Today I am writing while listening to The Beatles’ influenced Canadian singer/songwriter Brandon Wolfe Scott’s “Burden on Your Shoulders” (2020).
We are now entering the season of self propulsion: cycling, sailing, swimming and canoeing. The Spring and Summer afford us with many options to “Just Do It”. It is a tough call for me to choose which activity that I enjoy participating in the most. If I end up doing two of these activities in a day, it has been a good day.
Canoeing is the one I do the least, though not by choice. Canoeing on Lake Huron is pretty much a precarious option to occupy your time. We have taken many camping/canoe trips (Algonquin Park mostly) and have embraced all of the challenges it can bring. When the weather behaves and you have managed to land a few brook trout for dinner, life can’t really be much better. Alternatively, when you paddle all day into the wind and rain, arriving at the available campsite without dinner and the wood is wet, not so much. Maybe this is why we do these sort of things. The challenge tests our own resolve and one begins to understand what life is supposed to be about.
An East Coast cycling trip of Nova Scotia and crossing over to PEI brings similar challenges: incredible vistas combined with the agony of defeat. Taking on an uphill section for an hour, fully loaded down with my provisions of tent, sleeping bag, food, clothes etc., I remember falling over in agony feeling that I couldn’t do it. Like skiing and so many other sports, you need to find a solution to finishing what you’ve started. Taking on these kind of challenges is more fun with a solid partner to help convince you that we’ll get there together.
I enjoy being underwater probably more than I should. Like Dustin Hoffman in “The Graduate”, it’s a place where no one can bother you. I’d rather be in the water than really any other place. A morning swim, sunset swim, off a boat swim, off a dock swim and going skinny are all the great pleasures awaiting us this summer. The necessary elongation of your body combines speed with strength in the quietly sealed water environment that you’re engulfed in.
On self propelled trips, weight is your enemy. No beer, but scotch works. Tinfoil looks after all the cooking needs. If you’re lucky enough to have caught fresh fish to cook on the fire, we like to add a few spices, sliced lemons and white wine if still available. Wrap the fish in tinfoil and put it near the heat, not on (this also works on the BBQ).
Try Poached trout with any or all veggies, also similarly poached, followed by a sleep that you would die for in the city.
Silence is golden, but sometimes quietly listening to jazz in the middle of Algonquin or Jasper Park is a calming exercise for the day ahead. Listening to “Chet Baker, Chet” (1959) on the JBL pill while playing a few games of gin before the big sleep contains a certain joy of being self sufficient, away from all of life’s conveniences. I look froward to doing so this summer.

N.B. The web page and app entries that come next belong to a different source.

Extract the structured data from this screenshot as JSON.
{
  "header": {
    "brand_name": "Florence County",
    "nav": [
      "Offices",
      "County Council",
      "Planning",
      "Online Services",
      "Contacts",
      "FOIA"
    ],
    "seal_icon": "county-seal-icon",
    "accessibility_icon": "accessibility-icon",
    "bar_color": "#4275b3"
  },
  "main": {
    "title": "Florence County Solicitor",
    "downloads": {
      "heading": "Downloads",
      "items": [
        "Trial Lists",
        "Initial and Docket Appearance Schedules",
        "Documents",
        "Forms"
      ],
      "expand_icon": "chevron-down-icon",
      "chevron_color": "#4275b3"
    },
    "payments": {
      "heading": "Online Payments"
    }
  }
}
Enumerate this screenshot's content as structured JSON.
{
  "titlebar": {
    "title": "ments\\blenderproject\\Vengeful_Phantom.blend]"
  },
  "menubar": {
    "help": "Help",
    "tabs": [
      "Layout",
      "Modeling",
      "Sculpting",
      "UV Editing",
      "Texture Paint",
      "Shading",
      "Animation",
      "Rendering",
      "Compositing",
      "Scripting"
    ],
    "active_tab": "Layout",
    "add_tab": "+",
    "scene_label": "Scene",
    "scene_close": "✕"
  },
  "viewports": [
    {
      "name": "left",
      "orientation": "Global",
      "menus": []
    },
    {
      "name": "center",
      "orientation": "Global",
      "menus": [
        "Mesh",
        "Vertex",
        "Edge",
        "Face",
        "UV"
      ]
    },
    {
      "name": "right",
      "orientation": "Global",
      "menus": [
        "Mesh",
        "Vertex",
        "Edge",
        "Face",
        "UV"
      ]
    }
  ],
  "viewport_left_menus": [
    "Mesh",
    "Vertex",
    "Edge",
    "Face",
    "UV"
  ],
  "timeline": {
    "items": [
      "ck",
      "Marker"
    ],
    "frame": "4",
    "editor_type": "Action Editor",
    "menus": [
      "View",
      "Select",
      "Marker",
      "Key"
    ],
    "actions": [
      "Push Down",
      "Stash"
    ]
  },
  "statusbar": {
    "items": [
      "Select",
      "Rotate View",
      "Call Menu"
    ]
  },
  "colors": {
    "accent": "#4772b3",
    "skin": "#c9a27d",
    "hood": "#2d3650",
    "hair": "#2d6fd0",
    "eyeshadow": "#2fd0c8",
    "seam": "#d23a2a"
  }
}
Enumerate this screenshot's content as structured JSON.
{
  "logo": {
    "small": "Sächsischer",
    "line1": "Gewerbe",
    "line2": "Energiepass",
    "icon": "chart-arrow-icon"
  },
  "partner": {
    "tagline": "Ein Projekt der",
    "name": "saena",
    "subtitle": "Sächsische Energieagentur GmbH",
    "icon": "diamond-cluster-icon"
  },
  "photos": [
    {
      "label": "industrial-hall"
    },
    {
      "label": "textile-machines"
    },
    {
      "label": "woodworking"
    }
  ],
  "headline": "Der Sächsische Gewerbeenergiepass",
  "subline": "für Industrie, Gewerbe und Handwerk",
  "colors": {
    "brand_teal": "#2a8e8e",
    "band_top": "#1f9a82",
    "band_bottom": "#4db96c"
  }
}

Back in 1991, we hosted Canadian director Bruce MacDonald’s London film festival premiere of “Highway 61”. It was all pretty special with Bruce introducing the movie.
Staring Don McKellar, who plays a simple barber working in Thunder Bay, the movie evolves quickly into his character driving a new female acquaintance down Hwy 61 to New Orleans. The catch is that her dead “brother” is on the roof of the car. A Canadian comedy for sure, eh?
Quote by the Dalai Lama:
“Our prime purpose in this life is to help others. And if you can’t help them, at least don’t hurt them.”
Have fun, stay safe,
Mark Dicey “2647-III-21”, Acrylic on Canvas, 2021, 48 x 54 in.
This will be our second solo exhibit for Calgary abstract painter Mark Dicey. Interested in the history of painting and specifically the development of abstraction, Dicey’s paintings are an intuitive, interactive, performance where he responds to the marks, colours and shapes that he creates.
In 1978, a curator described Fenwick’s figurative paintings: “the artist’s perceptions of reality are closely identified with his everyday surroundings and his close family relationships…. He seeks to penetrate beneath the surface of ordinary appearances”
This statement remains true today as Fenwick does not paint idealized renditions of his sitters, rather he creates an emotional atmosphere filled with love, admiration and a studied gaze. Thank you Roly for a meaningful exhibit!
Last month a collector expressed interest in purchasing a pair of 32 x 24 in. abstract paintings by Jonathan Forrest. Knowing that Jonathan had a small selection of paintings in his Nanaimo studio, we shipped him an empty crate and he shipped us back 4 colourful new 2021 canvases including “Four Cylinder” pictured at left. It was a very happy exchange indeed!
Jonathan Forrest is currently working towards a career retrospective upcoming at the Art Gallery of Swift Current in Fall 2021.
Recent Facebook Post
16 Museum Directors Show Us the Art That Hangs in Their Offices. Read HERE
This is such a good idea! The Prado Is Installing Replica Works by Goya, El Greco, and Other Old Masters From Its Collection All Over Madrid. See Photos HERE